Oleg Logvinov, Co-Chair, ST Microelectronics, Director of Special Assignments for Industrial and Power Conversion Division

Oleg provides his definition of the Internet of Things, discusses the importance of IoT for our lives and the economy, what the core technologies are for IoT, and what the relationship is between D2D and M2M and the Internet of Things, among other things.

Kyungwhoon Cheun, Senior Vice President, Samsung Electronics DMC R&D Center

The advent of low-cost, low profile electronic components is rendering more objects around us to gain intelligence and the ability to communicate via the Internet, hence the Internet of Things (IoT). Business analysts estimate that up to a trillion devices will be equipped with connectivity by 2020, contributing to IoT market potential in the range of tens of trillion of dollars. Meanwhile, Samsung has been driving the IoT revolution through innovations in key components such as CPU, flash, and wireless network equipment for LTE and Wi-Fi. Moreover, Samsung remains one of the leading providers for devices such as Smartphones, Smart TVs, and Wearables, which collectively represent a significant portion of the "Things". For vertical market solutions, Samsung is actively involved across a wide spectrum of topics such as Smart home, Connected cars, Connected health, Digital signage, and Smart retail.

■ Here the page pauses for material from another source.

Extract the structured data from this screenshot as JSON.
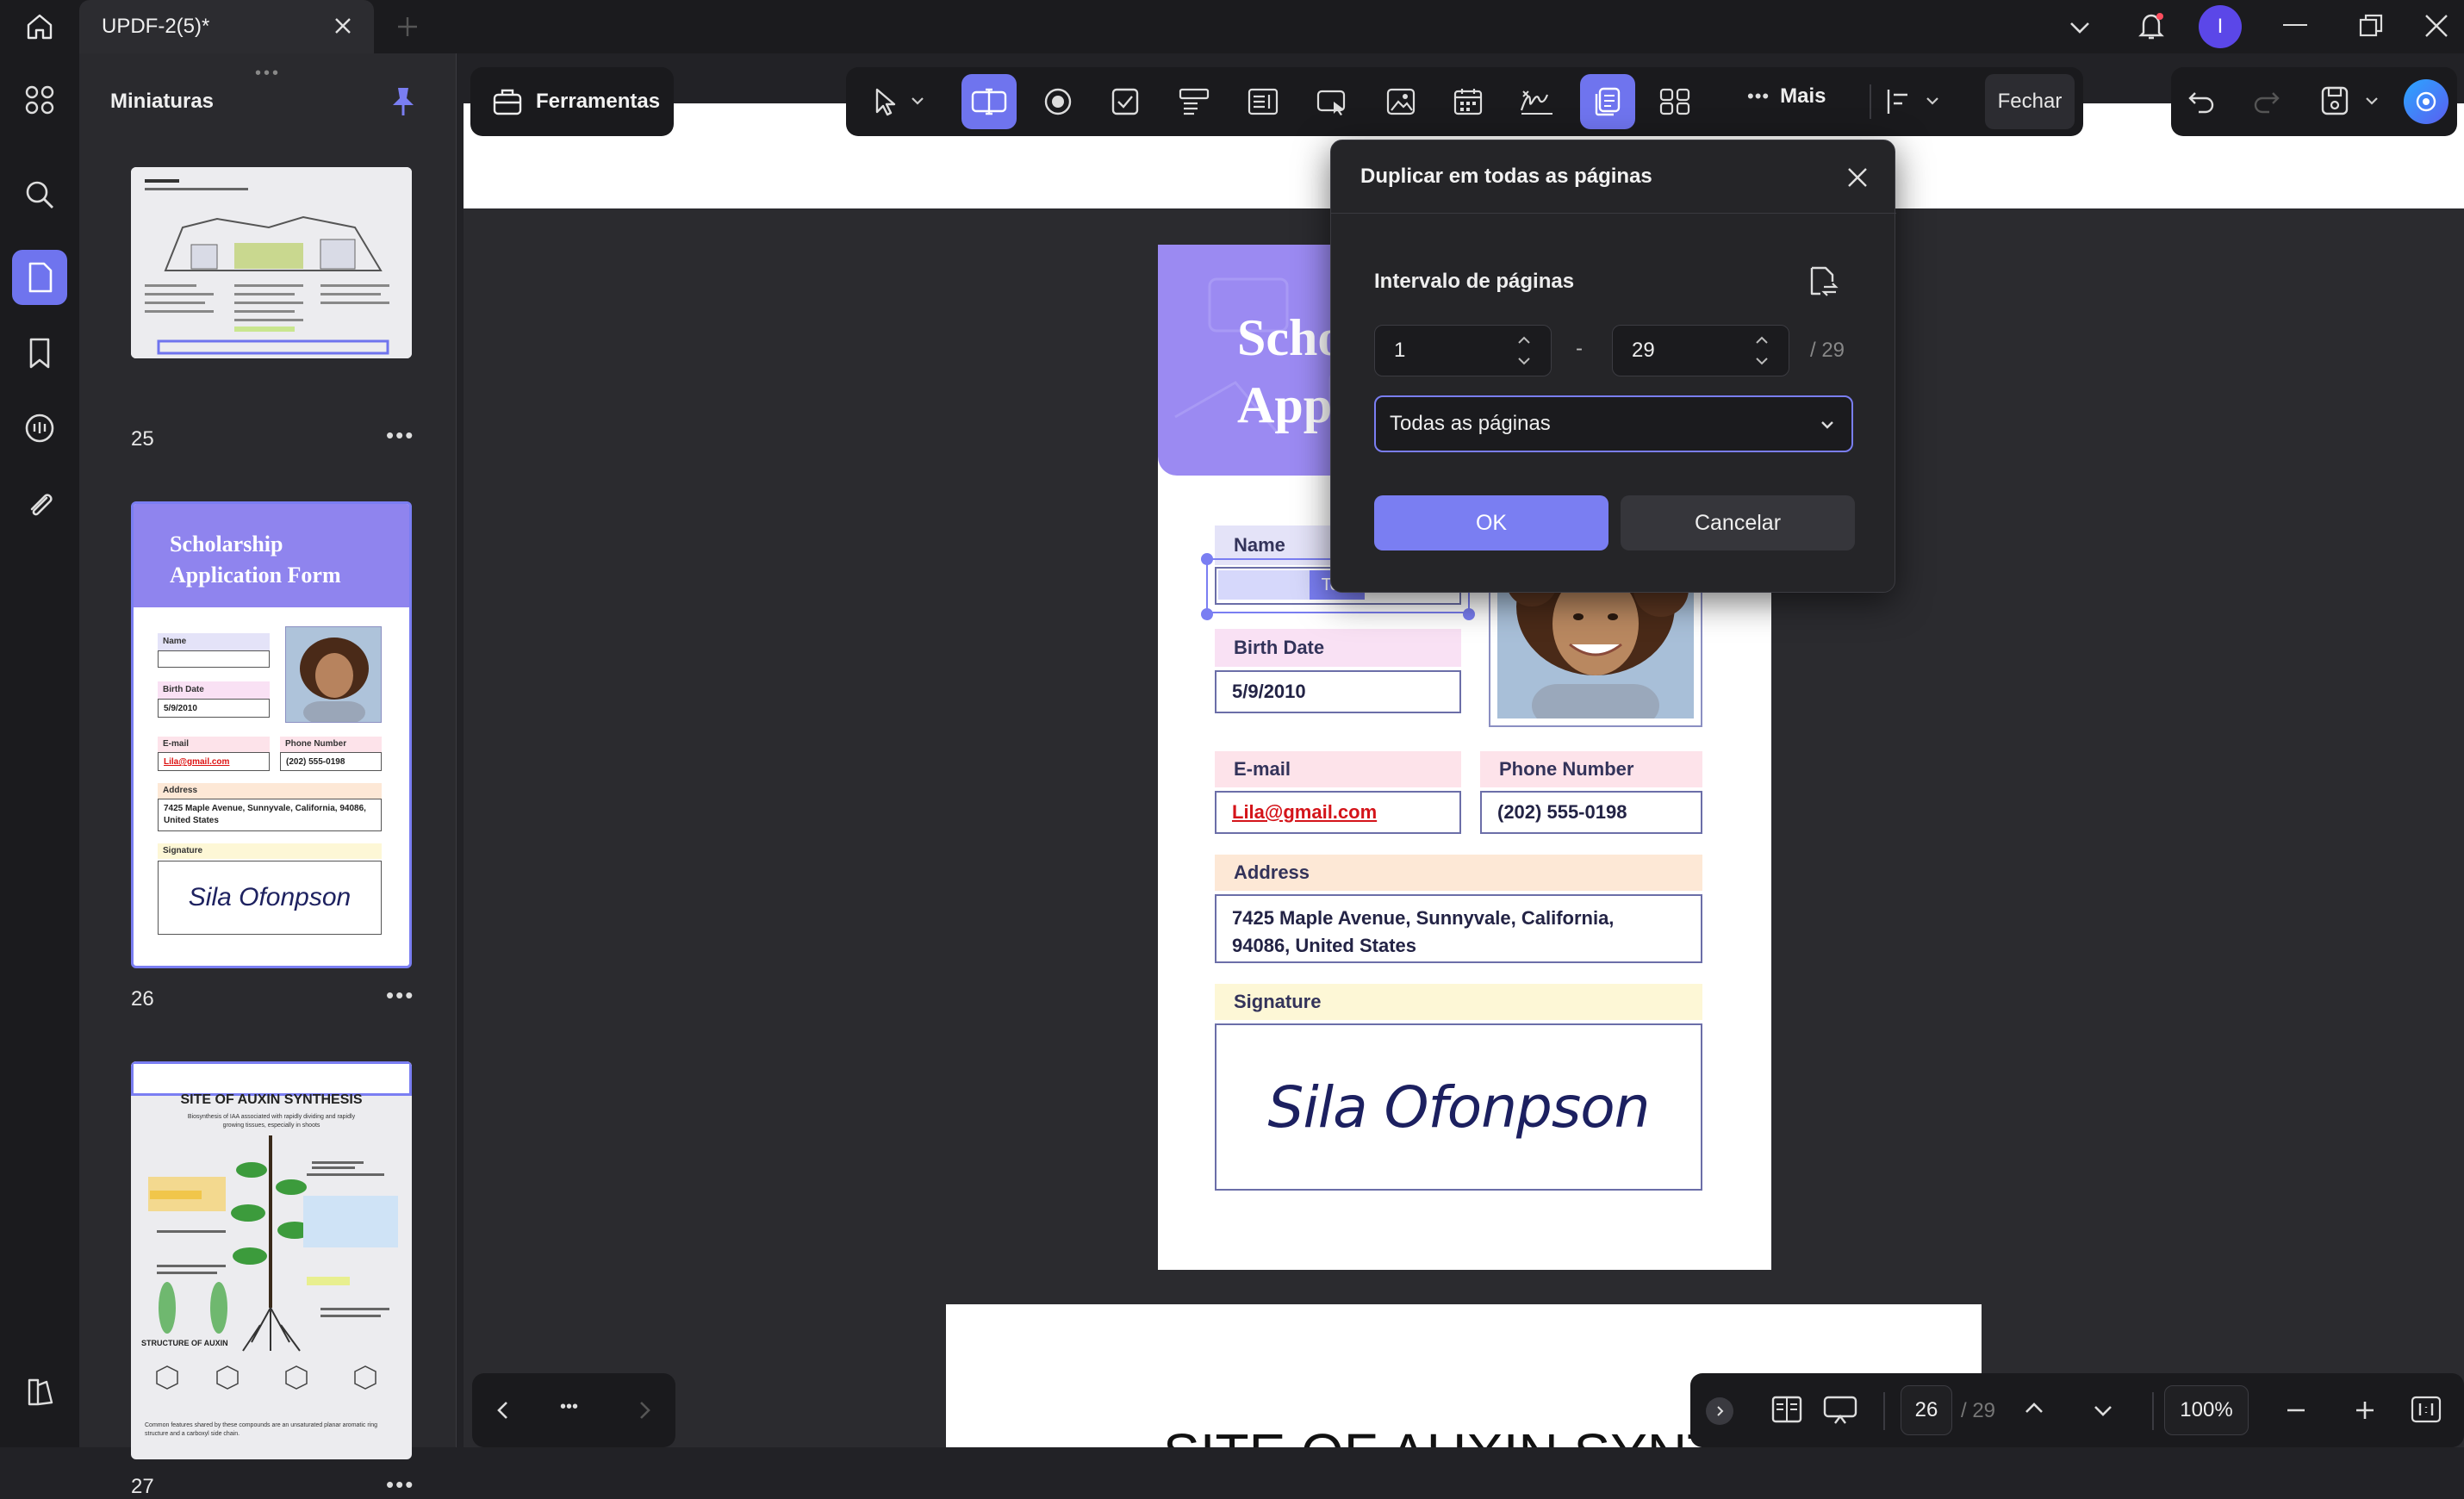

In this talk, we will first assess the current IoT technology, identify key issues and challenges and conclude by illustrating the future R&D direction.